"""
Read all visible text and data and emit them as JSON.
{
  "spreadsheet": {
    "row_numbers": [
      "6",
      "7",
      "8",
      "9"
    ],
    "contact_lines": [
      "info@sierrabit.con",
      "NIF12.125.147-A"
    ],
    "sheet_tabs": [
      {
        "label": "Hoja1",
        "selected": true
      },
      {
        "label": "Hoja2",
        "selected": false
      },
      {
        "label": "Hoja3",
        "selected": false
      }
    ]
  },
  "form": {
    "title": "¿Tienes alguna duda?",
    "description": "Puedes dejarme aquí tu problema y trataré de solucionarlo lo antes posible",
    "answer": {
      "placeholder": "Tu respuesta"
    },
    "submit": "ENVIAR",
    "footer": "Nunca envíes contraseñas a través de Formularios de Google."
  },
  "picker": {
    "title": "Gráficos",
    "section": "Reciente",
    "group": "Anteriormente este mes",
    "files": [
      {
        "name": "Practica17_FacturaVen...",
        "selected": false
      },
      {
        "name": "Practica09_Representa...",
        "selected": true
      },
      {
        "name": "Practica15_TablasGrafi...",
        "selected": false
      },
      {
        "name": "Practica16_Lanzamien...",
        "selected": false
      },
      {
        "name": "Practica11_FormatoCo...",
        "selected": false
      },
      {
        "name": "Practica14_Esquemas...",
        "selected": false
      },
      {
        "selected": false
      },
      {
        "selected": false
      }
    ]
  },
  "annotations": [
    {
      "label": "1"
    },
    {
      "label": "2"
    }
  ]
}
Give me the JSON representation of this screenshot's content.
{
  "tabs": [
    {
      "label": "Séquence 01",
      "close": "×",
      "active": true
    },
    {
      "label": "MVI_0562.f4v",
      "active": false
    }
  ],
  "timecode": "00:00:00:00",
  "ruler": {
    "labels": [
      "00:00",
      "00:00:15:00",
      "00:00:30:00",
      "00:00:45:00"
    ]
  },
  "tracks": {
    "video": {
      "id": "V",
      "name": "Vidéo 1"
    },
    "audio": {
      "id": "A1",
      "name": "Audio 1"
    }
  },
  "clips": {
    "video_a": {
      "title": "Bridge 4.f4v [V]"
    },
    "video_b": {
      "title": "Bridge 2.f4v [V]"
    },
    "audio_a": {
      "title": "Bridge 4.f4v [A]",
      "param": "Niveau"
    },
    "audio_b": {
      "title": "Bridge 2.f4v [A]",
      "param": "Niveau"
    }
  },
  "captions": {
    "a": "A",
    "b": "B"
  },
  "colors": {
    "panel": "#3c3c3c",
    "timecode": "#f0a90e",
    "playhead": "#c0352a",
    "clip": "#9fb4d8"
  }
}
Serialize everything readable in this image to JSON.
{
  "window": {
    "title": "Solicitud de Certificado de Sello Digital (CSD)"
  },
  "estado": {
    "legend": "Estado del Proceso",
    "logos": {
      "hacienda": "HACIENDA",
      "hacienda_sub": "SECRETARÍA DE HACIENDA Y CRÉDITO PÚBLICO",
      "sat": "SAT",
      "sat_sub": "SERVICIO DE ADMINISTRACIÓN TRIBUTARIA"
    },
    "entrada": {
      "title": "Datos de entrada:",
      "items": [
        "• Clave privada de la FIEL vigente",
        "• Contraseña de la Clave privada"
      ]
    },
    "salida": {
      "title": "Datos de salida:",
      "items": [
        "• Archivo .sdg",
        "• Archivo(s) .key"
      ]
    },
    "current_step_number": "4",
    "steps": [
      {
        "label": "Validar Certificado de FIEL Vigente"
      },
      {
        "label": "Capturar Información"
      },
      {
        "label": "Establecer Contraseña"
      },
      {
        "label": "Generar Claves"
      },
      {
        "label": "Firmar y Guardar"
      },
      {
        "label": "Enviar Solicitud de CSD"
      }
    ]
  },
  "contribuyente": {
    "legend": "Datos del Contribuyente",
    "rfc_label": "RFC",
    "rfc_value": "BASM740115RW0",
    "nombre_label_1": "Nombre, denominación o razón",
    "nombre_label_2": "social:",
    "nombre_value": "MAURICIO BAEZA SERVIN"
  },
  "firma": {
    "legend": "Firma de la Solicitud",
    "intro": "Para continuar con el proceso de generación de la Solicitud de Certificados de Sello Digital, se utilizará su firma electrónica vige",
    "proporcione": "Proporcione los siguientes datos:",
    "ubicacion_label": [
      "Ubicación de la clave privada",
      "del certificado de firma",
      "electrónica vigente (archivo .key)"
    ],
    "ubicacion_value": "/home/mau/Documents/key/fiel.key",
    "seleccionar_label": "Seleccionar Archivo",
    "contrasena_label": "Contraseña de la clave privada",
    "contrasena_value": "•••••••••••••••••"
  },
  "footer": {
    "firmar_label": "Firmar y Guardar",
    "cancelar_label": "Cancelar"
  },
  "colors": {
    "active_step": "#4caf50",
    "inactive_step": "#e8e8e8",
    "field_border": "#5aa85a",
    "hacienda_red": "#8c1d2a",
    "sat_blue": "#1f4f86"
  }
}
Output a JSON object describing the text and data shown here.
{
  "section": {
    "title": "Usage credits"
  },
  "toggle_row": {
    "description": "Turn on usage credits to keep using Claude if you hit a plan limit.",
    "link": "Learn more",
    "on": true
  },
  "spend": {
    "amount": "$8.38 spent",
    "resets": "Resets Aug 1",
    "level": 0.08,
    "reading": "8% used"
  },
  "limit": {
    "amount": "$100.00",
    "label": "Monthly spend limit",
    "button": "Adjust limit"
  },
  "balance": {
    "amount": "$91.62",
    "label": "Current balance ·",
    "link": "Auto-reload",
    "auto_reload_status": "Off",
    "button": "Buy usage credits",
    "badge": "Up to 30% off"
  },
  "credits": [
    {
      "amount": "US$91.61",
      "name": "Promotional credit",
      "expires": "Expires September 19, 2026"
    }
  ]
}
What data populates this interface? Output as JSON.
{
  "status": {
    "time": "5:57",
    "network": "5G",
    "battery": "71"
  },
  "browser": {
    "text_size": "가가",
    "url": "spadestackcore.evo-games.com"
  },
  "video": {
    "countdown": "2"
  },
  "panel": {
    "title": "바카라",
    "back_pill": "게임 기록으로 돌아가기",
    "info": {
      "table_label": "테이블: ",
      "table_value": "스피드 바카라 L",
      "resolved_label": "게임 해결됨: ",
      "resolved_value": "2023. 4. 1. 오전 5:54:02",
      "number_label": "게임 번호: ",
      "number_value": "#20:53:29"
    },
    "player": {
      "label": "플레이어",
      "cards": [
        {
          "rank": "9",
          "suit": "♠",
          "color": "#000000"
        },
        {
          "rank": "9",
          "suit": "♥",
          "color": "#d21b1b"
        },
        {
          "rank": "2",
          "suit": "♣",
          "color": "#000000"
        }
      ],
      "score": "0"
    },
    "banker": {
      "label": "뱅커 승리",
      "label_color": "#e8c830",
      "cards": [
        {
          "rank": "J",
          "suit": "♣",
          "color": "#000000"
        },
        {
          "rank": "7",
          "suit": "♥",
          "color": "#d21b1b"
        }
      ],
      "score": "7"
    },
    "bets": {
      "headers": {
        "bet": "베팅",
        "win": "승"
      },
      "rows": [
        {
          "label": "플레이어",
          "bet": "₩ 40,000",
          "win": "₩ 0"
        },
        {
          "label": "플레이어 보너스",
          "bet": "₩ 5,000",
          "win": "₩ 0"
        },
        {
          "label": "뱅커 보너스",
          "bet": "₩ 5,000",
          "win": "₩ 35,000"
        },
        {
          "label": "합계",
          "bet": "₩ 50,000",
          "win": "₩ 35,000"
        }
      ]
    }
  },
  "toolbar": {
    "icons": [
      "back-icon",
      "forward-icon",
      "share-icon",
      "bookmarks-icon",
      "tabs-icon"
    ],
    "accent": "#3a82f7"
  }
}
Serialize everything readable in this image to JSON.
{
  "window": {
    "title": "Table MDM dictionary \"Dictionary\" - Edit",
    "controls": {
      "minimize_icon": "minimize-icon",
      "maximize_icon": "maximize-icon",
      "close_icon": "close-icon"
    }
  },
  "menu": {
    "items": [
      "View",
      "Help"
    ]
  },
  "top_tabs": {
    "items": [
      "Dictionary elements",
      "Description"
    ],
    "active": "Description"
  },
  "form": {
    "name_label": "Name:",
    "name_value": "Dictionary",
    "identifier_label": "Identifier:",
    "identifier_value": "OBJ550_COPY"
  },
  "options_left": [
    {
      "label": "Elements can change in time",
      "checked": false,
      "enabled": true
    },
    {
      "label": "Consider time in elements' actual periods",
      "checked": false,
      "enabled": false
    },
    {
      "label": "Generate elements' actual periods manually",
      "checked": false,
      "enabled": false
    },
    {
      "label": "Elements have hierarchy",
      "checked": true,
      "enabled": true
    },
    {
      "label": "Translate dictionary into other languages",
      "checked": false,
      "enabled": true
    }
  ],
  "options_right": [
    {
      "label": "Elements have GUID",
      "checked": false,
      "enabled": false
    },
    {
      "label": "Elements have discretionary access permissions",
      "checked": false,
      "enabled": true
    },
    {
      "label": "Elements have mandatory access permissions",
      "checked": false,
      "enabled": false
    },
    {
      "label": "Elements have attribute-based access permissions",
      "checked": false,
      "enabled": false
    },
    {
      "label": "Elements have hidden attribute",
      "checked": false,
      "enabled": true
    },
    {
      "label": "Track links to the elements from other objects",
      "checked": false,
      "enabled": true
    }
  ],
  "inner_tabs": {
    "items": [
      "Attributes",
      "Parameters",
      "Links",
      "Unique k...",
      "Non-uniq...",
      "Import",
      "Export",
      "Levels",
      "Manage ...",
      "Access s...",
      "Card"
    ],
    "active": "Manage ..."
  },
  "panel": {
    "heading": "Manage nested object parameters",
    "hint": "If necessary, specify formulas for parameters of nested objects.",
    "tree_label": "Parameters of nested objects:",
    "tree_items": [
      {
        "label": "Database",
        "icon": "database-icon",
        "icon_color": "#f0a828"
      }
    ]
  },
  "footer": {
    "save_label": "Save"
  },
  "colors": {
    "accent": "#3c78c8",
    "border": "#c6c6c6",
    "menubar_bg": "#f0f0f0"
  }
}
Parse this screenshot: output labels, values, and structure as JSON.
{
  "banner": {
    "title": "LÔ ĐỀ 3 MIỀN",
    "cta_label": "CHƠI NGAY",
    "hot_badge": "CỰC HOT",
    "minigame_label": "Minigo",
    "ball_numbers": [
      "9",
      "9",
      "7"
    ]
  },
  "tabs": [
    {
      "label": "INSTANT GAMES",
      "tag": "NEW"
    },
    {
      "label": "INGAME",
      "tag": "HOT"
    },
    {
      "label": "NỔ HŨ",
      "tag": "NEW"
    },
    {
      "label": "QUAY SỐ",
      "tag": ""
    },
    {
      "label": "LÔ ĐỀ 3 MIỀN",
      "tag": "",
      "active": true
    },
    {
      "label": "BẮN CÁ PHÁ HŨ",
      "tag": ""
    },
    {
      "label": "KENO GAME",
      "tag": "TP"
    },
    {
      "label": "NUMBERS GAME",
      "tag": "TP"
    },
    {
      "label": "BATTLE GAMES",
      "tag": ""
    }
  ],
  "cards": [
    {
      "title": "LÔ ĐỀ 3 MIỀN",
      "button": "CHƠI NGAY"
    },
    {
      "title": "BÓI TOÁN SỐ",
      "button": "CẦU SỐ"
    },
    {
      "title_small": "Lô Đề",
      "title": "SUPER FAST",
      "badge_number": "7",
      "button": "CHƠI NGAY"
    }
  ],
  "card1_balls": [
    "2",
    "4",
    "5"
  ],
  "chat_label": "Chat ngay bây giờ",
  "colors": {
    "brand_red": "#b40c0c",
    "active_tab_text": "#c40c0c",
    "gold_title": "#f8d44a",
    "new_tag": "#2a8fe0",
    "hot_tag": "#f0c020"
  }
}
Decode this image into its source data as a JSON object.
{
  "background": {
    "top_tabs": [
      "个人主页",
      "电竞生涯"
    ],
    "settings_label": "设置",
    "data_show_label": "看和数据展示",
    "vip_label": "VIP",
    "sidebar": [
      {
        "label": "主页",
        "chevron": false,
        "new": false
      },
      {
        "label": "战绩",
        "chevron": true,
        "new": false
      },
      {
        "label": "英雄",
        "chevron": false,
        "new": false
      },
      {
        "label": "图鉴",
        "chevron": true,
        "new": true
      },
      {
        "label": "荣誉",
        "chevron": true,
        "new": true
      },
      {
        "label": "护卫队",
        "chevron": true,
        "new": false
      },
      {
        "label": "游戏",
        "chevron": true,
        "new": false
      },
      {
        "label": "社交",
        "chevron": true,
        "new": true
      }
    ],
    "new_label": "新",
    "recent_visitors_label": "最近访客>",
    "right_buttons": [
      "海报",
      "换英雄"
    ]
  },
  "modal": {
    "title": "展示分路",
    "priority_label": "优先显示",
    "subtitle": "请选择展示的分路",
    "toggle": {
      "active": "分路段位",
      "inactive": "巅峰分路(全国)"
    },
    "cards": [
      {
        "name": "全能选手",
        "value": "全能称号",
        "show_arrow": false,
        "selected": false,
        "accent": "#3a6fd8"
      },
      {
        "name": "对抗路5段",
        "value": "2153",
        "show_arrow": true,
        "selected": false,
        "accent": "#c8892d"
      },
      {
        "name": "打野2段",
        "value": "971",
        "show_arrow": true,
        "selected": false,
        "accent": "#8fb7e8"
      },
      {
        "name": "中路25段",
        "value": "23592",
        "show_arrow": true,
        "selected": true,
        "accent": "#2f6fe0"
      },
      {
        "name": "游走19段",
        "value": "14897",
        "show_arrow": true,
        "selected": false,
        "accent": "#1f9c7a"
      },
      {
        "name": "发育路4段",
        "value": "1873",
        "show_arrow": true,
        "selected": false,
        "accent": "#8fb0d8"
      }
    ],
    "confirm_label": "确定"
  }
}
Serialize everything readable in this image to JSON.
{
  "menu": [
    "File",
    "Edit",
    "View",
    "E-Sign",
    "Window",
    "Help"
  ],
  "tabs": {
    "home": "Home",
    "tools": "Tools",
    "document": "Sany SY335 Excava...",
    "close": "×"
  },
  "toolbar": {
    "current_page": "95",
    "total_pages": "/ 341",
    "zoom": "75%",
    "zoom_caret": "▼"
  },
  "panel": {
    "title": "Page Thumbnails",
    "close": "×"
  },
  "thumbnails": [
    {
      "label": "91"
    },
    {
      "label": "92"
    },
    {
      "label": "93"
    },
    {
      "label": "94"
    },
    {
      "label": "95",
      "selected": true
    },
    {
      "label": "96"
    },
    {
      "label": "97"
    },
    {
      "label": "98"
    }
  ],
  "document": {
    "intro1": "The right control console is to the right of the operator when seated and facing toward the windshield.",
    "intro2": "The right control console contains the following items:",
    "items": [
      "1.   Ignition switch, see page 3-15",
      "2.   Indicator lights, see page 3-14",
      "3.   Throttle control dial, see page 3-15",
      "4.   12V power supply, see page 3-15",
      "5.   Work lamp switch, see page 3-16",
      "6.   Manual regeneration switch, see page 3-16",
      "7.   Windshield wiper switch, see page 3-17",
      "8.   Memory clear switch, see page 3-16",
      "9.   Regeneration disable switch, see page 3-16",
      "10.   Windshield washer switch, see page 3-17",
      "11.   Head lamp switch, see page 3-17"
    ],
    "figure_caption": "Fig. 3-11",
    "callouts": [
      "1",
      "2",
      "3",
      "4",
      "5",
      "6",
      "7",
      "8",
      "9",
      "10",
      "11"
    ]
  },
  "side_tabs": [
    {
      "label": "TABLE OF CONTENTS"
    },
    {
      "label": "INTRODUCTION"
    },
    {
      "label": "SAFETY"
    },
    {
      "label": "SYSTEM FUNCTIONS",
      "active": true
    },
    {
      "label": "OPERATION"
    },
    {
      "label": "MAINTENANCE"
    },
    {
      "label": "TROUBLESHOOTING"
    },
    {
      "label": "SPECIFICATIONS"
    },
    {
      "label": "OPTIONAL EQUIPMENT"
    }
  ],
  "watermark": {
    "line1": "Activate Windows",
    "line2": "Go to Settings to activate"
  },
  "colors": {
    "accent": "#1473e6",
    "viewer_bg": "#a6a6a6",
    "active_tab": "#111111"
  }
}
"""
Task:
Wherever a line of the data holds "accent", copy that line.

The answer:
    "accent": "#3a82f7"
    "accent": "#3c78c8",
        "accent": "#3a6fd8"
        "accent": "#c8892d"
        "accent": "#8fb7e8"
        "accent": "#2f6fe0"
        "accent": "#1f9c7a"
        "accent": "#8fb0d8"
    "accent": "#1473e6",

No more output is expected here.